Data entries
┏━━

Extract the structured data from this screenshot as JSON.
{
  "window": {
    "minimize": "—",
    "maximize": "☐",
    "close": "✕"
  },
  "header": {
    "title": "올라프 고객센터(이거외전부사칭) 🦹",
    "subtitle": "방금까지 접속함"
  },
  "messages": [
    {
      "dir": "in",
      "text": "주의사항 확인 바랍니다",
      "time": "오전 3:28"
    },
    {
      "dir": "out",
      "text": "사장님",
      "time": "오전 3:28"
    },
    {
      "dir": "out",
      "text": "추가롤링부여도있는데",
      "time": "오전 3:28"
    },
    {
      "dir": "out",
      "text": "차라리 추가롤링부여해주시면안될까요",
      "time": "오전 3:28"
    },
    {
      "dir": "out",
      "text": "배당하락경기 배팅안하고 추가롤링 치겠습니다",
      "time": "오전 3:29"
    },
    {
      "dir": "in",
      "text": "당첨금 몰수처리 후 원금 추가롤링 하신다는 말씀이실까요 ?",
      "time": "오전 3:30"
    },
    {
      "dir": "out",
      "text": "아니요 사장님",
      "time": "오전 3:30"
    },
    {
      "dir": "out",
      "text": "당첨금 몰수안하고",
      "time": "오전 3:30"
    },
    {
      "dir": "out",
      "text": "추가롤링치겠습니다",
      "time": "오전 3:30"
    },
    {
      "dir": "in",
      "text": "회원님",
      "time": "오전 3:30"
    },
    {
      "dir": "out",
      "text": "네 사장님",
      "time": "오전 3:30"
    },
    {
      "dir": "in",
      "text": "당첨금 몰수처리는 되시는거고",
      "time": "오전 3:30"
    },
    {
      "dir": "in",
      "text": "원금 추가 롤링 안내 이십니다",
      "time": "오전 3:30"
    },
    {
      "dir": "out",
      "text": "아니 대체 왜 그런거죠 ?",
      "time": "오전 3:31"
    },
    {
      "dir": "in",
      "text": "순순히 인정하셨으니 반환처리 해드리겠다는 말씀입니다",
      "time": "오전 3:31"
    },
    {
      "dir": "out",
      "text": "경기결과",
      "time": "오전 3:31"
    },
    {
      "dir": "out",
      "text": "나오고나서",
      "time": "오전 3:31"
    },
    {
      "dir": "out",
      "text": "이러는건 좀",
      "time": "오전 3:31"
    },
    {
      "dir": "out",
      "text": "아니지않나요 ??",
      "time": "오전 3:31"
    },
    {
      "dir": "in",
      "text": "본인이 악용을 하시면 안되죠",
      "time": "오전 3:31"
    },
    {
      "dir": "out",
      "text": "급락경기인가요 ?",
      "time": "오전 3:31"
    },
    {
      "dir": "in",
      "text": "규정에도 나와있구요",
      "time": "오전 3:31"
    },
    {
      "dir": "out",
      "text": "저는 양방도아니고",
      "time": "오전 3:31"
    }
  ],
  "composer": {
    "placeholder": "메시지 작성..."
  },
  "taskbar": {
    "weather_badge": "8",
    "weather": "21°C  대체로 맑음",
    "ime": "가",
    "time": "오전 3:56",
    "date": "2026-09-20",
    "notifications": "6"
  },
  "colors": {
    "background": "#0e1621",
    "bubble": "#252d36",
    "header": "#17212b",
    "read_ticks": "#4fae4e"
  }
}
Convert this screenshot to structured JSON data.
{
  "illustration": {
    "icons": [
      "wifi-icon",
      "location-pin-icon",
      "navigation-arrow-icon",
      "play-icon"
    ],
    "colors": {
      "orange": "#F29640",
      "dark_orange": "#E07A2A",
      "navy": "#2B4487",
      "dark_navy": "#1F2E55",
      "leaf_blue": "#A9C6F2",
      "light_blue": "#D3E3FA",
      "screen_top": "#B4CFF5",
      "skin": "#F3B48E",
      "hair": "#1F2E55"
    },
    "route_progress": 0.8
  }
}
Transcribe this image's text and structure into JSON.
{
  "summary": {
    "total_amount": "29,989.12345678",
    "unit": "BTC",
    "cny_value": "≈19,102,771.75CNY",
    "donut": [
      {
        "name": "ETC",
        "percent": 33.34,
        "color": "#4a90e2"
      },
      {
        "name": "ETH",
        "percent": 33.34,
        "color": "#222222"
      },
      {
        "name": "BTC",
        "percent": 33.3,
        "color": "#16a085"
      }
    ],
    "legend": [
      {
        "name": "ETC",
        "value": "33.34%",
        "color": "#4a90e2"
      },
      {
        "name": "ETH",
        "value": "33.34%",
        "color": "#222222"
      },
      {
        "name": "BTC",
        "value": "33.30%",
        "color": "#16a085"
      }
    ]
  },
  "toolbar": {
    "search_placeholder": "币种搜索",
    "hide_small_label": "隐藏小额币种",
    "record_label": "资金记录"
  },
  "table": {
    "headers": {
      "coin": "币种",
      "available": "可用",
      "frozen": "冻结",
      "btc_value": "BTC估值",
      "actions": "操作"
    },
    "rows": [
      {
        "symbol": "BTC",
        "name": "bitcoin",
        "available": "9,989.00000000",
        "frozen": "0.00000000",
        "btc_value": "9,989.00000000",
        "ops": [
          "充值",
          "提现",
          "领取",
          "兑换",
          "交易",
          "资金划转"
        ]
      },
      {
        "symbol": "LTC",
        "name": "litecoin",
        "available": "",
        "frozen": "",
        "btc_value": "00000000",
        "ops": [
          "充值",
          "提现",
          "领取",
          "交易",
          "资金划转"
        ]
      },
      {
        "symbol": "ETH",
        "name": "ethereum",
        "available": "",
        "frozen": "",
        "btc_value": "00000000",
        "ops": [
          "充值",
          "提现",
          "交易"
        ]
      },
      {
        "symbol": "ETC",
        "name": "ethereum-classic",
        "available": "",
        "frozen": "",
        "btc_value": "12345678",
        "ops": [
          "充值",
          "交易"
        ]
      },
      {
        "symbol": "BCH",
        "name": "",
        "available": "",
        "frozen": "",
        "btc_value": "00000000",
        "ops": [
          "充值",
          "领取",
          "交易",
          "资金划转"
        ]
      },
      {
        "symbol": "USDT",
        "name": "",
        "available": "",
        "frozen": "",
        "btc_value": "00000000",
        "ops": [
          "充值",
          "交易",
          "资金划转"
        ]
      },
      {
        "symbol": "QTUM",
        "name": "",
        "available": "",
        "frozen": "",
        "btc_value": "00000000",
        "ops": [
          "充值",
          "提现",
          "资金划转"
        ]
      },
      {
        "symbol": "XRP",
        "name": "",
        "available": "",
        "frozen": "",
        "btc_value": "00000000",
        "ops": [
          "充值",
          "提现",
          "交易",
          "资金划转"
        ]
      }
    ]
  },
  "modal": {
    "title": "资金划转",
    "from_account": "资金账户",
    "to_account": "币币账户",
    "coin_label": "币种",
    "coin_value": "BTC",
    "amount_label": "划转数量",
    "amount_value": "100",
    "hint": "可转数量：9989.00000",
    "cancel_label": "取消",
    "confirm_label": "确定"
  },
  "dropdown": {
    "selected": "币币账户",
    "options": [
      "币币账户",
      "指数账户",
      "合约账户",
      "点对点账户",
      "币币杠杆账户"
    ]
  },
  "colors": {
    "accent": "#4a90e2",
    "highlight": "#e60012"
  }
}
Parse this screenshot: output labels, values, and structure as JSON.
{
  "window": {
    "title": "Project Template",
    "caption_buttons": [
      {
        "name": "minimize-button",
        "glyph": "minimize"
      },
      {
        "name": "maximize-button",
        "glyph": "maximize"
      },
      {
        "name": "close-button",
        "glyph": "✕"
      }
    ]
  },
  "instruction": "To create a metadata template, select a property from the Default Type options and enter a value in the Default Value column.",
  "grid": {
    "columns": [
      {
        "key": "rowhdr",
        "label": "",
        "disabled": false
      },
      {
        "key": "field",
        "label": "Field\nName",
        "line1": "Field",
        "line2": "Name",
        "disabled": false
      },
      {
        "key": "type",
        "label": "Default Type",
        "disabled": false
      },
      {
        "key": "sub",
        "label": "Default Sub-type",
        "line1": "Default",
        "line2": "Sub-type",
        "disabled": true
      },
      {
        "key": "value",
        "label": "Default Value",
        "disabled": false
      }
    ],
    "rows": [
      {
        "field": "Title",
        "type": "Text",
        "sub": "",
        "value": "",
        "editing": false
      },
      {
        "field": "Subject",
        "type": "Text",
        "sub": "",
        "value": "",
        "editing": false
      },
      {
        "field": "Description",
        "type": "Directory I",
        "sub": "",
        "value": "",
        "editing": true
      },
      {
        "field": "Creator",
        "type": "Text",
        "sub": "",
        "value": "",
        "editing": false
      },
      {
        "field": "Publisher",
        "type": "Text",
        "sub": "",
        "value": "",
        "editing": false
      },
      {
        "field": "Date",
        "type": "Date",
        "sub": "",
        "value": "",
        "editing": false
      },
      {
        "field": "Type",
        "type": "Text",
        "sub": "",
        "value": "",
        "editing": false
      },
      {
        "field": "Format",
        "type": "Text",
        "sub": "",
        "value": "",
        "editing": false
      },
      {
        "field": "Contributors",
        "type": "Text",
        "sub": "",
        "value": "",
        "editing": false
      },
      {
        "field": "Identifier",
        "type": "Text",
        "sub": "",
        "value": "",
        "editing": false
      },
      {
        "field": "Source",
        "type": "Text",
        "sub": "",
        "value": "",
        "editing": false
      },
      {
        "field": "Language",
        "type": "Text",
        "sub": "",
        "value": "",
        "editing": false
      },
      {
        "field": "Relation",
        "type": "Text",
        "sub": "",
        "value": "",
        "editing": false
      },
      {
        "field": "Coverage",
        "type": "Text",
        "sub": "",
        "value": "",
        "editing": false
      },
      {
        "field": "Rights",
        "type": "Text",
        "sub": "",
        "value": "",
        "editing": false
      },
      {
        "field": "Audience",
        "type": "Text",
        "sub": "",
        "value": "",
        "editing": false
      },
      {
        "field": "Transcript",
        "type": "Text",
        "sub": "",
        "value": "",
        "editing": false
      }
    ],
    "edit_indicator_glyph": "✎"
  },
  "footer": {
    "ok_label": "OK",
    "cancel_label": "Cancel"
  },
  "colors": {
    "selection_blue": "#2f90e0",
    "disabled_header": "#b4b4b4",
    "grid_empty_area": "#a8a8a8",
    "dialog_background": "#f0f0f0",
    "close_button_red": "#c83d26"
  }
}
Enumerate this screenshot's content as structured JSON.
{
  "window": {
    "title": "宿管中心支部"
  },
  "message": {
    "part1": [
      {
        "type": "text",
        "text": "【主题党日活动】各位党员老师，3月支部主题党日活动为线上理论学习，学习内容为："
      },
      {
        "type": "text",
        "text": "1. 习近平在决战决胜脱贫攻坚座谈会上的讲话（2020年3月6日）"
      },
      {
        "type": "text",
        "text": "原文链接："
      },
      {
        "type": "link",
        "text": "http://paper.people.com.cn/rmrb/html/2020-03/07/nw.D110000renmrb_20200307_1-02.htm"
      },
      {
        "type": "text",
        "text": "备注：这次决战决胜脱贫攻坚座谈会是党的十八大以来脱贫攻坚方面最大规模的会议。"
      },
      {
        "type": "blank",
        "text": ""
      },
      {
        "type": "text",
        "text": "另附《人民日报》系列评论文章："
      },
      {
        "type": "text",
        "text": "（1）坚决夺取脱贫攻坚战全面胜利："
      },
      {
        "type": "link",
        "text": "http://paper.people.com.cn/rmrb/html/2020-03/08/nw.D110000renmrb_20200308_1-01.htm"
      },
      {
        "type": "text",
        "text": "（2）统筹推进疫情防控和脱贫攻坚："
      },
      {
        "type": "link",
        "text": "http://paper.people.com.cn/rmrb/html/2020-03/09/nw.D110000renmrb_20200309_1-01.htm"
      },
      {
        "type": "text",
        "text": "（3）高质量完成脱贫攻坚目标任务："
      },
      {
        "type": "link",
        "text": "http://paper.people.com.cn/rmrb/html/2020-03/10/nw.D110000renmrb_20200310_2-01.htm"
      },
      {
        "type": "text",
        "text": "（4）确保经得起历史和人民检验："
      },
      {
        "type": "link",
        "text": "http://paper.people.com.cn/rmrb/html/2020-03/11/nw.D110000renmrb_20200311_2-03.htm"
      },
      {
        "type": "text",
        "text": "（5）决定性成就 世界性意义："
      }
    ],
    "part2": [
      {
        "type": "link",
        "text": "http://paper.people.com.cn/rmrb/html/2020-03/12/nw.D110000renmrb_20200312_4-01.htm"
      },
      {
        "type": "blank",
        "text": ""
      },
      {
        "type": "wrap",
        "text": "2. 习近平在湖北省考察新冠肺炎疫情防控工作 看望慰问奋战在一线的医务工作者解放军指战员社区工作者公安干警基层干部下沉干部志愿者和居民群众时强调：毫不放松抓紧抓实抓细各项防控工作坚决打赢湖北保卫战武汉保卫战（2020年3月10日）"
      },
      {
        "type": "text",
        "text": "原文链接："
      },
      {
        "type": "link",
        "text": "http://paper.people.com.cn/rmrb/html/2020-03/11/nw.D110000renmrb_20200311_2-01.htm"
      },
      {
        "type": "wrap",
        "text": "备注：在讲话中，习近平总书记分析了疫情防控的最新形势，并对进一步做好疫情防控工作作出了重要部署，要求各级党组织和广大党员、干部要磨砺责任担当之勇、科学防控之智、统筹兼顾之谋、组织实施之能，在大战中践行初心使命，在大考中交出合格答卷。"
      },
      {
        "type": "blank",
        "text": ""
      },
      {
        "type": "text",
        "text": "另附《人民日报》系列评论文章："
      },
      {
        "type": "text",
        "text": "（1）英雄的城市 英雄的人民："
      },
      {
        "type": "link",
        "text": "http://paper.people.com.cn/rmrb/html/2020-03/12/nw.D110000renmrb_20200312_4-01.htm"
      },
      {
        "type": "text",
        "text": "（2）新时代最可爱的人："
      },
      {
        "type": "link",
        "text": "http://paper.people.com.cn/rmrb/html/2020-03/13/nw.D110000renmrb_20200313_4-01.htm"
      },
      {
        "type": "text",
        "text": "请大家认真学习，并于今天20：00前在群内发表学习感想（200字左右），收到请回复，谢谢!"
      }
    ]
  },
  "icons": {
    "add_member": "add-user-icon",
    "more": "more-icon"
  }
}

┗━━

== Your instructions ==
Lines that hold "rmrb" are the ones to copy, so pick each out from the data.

== Result of the task ==
        "text": "http://paper.people.com.cn/rmrb/html/2020-03/07/nw.D110000renmrb_20200307_1-02.htm"
        "text": "http://paper.people.com.cn/rmrb/html/2020-03/08/nw.D110000renmrb_20200308_1-01.htm"
        "text": "http://paper.people.com.cn/rmrb/html/2020-03/09/nw.D110000renmrb_20200309_1-01.htm"
        "text": "http://paper.people.com.cn/rmrb/html/2020-03/10/nw.D110000renmrb_20200310_2-01.htm"
        "text": "http://paper.people.com.cn/rmrb/html/2020-03/11/nw.D110000renmrb_20200311_2-03.htm"
        "text": "http://paper.people.com.cn/rmrb/html/2020-03/12/nw.D110000renmrb_20200312_4-01.htm"
        "text": "http://paper.people.com.cn/rmrb/html/2020-03/11/nw.D110000renmrb_20200311_2-01.htm"
        "text": "http://paper.people.com.cn/rmrb/html/2020-03/12/nw.D110000renmrb_20200312_4-01.htm"
        "text": "http://paper.people.com.cn/rmrb/html/2020-03/13/nw.D110000renmrb_20200313_4-01.htm"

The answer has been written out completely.